Required work:
Return the data exactly, but only from the line containing "Read all visible content and emit it as JSON." through its last line.

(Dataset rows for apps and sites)
---+---
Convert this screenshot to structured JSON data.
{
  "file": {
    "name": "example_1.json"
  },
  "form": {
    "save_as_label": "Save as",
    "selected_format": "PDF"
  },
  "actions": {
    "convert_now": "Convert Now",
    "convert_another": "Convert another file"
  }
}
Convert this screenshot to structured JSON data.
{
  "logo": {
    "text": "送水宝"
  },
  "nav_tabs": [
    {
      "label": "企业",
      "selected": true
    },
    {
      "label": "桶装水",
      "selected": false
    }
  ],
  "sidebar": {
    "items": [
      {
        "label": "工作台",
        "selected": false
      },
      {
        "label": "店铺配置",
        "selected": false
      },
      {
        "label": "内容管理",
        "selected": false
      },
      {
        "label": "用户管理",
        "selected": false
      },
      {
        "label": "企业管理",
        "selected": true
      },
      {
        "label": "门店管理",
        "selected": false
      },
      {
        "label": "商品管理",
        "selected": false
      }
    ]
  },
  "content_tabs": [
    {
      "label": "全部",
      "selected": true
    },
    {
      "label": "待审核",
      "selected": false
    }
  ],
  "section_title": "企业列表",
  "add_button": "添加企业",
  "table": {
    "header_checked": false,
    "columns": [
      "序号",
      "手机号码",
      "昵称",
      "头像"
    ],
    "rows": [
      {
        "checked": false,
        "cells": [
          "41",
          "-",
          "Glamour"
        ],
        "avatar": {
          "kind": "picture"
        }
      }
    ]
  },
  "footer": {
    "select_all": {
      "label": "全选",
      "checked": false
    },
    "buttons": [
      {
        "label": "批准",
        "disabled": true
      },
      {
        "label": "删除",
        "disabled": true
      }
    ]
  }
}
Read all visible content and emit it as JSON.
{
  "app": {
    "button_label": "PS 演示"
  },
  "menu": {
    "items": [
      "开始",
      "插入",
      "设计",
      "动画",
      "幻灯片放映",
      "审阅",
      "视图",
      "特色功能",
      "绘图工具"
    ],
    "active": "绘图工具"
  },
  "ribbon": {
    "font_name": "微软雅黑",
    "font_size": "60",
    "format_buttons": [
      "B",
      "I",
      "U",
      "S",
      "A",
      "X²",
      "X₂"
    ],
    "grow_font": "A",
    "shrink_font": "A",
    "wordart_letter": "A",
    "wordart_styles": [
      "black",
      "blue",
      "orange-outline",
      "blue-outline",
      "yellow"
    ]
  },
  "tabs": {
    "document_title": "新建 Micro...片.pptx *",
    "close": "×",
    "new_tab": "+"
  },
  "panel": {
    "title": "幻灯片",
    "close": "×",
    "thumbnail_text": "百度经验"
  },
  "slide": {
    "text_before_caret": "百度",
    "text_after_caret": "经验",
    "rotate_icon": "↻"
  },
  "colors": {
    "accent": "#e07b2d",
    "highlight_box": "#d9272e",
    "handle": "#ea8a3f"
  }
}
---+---
Response:
Read all visible content and emit it as JSON.
{
  "app": {
    "button_label": "PS 演示"
  },
  "menu": {
    "items": [
      "开始",
      "插入",
      "设计",
      "动画",
      "幻灯片放映",
      "审阅",
      "视图",
      "特色功能",
      "绘图工具"
    ],
    "active": "绘图工具"
  },
  "ribbon": {
    "font_name": "微软雅黑",
    "font_size": "60",
    "format_buttons": [
      "B",
      "I",
      "U",
      "S",
      "A",
      "X²",
      "X₂"
    ],
    "grow_font": "A",
    "shrink_font": "A",
    "wordart_letter": "A",
    "wordart_styles": [
      "black",
      "blue",
      "orange-outline",
      "blue-outline",
      "yellow"
    ]
  },
  "tabs": {
    "document_title": "新建 Micro...片.pptx *",
    "close": "×",
    "new_tab": "+"
  },
  "panel": {
    "title": "幻灯片",
    "close": "×",
    "thumbnail_text": "百度经验"
  },
  "slide": {
    "text_before_caret": "百度",
    "text_after_caret": "经验",
    "rotate_icon": "↻"
  },
  "colors": {
    "accent": "#e07b2d",
    "highlight_box": "#d9272e",
    "handle": "#ea8a3f"
  }
}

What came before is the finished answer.